On the unknown vulnerability front, it found commented lines that contained links or directory paths showing they could contain valuable information to an attacker. The results also showed some Perl scripts and ASP pages that contained user ID and password combinations and vulnerable code.
The final report is well organized and easy to read. Vulnerabilities are sorted by criticality. Each vulnerability is described, discussing what an attacker can do by exploiting the vulnerability. The report also provides information on how to correct your application and links to patches where applicable.
WebInspect is a fast, efficient tool to help analyze and audit your Web applications.
AppScan was the first Web application vulnerability scanner, and it remains the most comprehensive. AppScan analyzes Web sites by using data gathered from the site, together with an extensive database of known exploits.
Unlike WebInspect, AppScan is a server that runs on its own hardware. The installation process completely overwrites the system hard drive, installing a Linux OS as well as the AppScan engine. Users access AppScan through a Web browser.
AppScan uses a three-stage process to analyze a Web application. First, AppScan "crawls" the site.
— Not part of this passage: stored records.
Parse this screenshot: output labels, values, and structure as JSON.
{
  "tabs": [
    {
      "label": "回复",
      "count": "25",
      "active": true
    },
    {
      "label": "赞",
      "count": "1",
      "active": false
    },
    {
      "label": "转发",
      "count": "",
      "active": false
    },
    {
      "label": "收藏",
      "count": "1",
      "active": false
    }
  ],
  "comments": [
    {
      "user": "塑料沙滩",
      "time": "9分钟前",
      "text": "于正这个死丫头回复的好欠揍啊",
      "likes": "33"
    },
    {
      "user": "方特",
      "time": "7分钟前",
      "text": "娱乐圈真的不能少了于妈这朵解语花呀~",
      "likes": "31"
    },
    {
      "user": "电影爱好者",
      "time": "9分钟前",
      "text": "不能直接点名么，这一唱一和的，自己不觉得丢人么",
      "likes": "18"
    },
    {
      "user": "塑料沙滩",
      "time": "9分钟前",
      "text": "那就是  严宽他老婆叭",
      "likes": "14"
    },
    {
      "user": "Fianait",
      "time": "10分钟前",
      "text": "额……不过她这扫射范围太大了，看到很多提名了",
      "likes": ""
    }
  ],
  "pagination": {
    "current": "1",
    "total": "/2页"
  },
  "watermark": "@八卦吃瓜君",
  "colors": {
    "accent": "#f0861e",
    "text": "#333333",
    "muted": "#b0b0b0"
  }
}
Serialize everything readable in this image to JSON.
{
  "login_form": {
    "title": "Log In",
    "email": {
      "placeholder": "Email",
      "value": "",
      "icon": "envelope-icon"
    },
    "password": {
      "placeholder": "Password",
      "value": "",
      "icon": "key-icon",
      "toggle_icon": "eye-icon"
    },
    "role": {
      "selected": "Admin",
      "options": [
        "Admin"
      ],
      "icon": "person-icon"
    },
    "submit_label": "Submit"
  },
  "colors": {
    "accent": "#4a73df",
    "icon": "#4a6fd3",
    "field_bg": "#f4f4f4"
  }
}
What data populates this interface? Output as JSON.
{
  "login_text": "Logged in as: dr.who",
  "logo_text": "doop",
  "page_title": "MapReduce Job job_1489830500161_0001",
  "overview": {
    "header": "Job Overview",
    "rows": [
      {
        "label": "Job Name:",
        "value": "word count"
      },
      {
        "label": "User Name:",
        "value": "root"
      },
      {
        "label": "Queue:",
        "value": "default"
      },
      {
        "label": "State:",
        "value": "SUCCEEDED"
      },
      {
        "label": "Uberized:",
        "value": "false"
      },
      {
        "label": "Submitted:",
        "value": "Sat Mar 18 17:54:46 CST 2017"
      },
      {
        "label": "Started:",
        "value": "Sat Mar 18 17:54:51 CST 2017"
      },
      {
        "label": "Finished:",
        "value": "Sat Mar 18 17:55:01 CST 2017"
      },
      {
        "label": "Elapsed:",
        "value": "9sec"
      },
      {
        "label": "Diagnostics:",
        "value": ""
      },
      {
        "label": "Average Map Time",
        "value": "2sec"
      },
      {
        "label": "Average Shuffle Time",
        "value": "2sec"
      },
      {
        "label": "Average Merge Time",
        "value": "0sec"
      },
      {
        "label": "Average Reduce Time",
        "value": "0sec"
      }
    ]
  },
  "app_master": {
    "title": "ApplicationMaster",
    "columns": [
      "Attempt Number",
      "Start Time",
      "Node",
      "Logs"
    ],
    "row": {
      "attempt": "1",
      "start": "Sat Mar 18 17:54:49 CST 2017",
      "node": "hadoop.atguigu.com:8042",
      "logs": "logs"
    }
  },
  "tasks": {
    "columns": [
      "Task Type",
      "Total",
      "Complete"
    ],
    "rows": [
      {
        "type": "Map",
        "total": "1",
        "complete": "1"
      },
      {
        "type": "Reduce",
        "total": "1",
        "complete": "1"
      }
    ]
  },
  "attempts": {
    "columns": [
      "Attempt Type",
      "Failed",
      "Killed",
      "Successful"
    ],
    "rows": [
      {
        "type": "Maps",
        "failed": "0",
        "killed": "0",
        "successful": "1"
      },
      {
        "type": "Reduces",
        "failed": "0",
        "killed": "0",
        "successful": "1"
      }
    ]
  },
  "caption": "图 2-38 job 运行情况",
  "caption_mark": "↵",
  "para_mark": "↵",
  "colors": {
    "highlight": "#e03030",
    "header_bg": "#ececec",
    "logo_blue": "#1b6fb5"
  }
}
You can do this man-ually by visiting the site and using it like a regular user, or you can use the Automatic Crawler, which gathers information from your site about links, forms and more.
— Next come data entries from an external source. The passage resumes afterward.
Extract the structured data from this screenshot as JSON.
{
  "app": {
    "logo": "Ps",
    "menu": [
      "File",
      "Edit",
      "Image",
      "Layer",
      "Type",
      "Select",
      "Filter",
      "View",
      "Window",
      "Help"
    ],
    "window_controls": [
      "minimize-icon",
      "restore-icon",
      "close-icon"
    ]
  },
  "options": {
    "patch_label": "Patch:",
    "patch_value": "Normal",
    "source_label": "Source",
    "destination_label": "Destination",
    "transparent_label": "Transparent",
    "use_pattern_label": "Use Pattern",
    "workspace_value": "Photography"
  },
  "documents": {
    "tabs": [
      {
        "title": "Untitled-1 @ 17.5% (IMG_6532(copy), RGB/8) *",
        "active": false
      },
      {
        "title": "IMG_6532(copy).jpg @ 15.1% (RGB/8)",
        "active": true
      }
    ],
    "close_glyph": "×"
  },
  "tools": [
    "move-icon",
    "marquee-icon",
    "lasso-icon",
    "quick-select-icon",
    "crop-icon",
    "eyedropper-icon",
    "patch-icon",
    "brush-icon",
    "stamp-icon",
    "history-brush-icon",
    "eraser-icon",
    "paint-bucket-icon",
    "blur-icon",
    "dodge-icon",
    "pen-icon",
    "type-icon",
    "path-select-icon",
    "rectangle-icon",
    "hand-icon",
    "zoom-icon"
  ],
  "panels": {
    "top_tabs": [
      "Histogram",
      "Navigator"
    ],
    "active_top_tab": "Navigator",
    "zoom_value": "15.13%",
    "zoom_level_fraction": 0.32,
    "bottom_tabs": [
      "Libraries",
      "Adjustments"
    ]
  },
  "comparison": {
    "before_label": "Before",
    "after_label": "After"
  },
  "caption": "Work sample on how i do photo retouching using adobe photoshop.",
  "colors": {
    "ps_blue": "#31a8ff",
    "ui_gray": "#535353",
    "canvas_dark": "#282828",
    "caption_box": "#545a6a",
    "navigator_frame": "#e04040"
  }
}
Once the crawl stage is complete, you provide information about your Web server and Web-related software. AppScan then analyzes the site to identify possible vulnerabilities. Using technology originally developed for Sanctum's AppShield product, AppScan identifies known and unknown vulnerabilities in the Web application. It then generates a list of potentially harmful links that are used during the next stage.
During the third, or attack, stage, AppScan uses the information gathered in the crawl and analysis stages to attack your site. The Automatic Attack Engine launches the attacks and records the results, including AppScan's estimation of each attack's success. A session report is automatically generated from these attacks and presented in an HTML report. You can also attack your site manually or modify the automatic attacks and launch them against your site again.
AppScan's key differentiator is its attack stage. Other Web application vulnerability scanners, such as WebInspect, only report areas that seem to be vulnerable. These can generate a number of false positives. AppScan's attack stage greatly decreases false positives by reporting only results that have a high probability of a successful attack.
AppScan and WebInspect both have places in an organization. AppScan is best suited for very detailed application analysis, such as during a security audit. Web-Inspect is best suited for quick checkup scans on a weekly or monthly basis.
Andress is president and chief executive officer of ArcSec Technologies Inc., a security consulting and product review firm. She can be reached at firstname.lastname@example.org.
Grade: A- SPI Dynamics Inc. www.spidynamics.com (404) 223-2442
Scanning up to 10 devices costs $1,000 per device; 10-50 devices costs $500 per device.
WebInspect is a quick, efficient application scanner that provides detailed information on the structure of Web applications.AppScan 2.0
Grade: A Sanctum Inc. www.sanctuminc.com (408) 855-9500
Subscription-based pricing with volume discounts is available. For end users, pricing starts at $20,000 per user per year with unlimited audits for enterprise domains.
AppScan is a powerful vulnerability scanner that identifies known and unknown vulnerabilities.